> **WHAT YOU ARE ASKED TO DO**:
Determine the count of lines in the following entries that contain the string "favicon". Write only the number.

> **Items from an interface collection**:
_ _ _ _ _

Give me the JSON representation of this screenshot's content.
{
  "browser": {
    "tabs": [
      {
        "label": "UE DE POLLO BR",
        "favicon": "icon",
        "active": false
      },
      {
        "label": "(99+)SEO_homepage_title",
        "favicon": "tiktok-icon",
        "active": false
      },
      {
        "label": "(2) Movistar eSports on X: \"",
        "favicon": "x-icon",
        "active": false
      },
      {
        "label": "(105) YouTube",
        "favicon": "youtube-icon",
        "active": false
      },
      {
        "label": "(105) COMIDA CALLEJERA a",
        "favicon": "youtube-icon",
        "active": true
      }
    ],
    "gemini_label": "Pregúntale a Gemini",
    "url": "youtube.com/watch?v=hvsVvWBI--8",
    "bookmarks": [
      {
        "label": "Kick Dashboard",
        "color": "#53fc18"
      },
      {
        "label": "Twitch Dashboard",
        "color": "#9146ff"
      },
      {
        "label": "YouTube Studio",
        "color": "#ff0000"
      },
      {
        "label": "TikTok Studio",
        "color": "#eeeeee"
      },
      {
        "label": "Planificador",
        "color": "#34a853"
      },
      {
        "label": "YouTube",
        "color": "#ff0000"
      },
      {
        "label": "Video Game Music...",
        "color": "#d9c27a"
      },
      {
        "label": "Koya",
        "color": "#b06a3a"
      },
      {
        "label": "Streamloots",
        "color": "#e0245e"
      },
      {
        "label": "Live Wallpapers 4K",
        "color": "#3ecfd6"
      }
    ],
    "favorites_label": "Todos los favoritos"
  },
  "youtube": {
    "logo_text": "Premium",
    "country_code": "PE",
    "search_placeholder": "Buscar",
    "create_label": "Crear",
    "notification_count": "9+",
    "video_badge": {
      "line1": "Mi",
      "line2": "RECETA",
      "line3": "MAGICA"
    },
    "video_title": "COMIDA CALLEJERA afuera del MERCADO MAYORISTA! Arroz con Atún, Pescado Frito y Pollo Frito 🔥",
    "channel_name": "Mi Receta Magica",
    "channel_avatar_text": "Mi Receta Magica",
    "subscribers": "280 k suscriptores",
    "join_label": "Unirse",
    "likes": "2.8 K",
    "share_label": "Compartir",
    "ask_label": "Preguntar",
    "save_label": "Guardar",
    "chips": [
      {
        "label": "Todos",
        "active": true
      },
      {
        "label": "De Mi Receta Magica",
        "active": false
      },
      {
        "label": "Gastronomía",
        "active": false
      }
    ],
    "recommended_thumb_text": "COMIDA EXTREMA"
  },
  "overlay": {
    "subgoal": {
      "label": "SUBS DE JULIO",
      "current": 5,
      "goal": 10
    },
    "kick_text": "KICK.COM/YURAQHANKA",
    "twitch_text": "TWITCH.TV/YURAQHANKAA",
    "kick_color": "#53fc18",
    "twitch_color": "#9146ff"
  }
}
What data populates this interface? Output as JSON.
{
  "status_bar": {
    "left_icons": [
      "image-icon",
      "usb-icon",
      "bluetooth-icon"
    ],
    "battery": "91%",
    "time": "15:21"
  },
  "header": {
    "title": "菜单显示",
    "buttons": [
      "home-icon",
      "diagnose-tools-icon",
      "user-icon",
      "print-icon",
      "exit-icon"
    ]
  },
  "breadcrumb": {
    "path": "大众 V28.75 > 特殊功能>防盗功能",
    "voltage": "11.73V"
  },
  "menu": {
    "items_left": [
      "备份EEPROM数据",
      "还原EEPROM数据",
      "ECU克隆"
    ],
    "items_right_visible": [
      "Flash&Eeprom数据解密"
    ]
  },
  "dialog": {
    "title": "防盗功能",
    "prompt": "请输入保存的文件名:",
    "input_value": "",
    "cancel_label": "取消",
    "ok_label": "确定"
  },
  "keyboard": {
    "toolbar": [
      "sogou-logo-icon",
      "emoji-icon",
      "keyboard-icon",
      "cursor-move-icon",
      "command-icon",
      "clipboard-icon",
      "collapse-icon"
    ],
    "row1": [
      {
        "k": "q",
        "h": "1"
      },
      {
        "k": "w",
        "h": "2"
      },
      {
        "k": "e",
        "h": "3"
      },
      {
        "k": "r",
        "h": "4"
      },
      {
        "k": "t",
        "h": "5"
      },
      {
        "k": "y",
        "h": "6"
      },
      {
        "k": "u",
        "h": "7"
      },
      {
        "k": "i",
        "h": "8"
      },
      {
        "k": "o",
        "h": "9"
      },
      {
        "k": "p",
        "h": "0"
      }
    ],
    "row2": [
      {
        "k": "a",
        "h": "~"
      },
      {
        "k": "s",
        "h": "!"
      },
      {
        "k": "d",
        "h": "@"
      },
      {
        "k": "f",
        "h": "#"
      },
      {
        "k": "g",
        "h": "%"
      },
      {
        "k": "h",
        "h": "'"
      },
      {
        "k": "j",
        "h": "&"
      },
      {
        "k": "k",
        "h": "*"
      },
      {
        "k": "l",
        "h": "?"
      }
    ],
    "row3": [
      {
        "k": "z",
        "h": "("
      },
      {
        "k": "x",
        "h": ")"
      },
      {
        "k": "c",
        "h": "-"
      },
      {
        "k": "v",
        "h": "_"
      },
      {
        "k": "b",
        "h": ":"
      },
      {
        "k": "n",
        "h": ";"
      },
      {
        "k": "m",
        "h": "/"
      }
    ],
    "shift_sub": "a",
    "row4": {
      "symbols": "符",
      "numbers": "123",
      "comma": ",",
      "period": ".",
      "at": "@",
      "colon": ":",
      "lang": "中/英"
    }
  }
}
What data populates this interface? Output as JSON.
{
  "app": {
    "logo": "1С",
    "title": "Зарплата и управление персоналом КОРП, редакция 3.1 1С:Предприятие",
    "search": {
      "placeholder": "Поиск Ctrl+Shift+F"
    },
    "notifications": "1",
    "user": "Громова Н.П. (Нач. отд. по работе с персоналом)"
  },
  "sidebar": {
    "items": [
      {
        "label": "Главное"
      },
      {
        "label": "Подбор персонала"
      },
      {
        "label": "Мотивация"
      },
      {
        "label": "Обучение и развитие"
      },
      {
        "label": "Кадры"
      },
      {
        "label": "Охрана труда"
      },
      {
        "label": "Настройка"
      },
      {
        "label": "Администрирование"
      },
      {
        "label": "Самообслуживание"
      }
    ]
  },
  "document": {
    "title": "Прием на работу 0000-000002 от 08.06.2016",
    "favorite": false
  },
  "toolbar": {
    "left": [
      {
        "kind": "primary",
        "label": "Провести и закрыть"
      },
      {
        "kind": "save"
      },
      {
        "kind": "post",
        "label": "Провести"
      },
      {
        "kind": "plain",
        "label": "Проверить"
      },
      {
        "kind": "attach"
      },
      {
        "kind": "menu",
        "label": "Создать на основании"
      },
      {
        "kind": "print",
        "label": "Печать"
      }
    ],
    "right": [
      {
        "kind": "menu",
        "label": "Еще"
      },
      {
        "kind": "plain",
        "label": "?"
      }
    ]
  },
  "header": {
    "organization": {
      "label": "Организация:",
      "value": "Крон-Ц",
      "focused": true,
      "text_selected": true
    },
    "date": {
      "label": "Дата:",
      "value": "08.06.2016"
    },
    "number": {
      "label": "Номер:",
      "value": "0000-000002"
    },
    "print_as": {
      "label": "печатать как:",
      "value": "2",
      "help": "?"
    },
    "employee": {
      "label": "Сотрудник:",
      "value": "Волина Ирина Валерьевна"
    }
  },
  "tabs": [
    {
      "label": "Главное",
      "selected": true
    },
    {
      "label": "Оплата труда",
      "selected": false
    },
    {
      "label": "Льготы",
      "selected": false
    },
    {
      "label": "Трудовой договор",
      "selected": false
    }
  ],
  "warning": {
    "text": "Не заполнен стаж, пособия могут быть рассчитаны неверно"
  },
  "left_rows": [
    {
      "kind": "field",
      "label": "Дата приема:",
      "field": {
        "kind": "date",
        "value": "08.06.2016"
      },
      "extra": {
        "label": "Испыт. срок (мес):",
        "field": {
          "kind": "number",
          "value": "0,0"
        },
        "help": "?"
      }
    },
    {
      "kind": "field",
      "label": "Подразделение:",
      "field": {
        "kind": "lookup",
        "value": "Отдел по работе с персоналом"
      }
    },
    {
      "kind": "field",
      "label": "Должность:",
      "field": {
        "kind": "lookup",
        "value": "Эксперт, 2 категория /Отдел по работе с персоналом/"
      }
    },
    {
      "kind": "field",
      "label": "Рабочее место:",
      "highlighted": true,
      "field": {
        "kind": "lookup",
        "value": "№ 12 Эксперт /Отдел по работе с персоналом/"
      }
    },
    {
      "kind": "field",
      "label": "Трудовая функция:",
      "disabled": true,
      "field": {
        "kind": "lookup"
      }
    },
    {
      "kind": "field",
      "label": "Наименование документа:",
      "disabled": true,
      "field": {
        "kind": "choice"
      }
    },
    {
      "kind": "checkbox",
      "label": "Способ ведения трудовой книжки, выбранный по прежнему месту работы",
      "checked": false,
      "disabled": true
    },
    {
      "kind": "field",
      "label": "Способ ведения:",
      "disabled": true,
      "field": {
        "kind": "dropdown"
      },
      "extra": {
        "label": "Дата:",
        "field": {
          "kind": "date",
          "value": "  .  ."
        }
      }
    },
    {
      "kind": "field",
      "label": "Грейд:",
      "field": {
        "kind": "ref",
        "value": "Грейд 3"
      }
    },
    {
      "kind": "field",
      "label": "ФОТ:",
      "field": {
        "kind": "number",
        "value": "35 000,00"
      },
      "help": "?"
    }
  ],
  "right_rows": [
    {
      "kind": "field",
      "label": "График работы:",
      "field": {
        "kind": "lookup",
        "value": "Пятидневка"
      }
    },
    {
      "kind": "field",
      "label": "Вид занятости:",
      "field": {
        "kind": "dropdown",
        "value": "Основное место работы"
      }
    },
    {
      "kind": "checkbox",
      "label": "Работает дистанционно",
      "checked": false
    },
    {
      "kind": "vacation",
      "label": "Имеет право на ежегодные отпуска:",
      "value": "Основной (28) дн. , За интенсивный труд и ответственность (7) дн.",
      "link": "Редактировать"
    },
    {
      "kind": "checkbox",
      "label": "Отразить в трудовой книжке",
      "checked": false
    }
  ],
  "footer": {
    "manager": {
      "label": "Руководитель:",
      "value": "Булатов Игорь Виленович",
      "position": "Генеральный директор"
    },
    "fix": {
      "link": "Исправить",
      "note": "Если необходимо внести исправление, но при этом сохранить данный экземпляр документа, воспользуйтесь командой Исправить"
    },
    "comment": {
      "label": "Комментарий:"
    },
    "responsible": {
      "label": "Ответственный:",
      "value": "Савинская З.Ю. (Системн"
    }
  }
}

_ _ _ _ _

> **TASK RESPONSE**:
5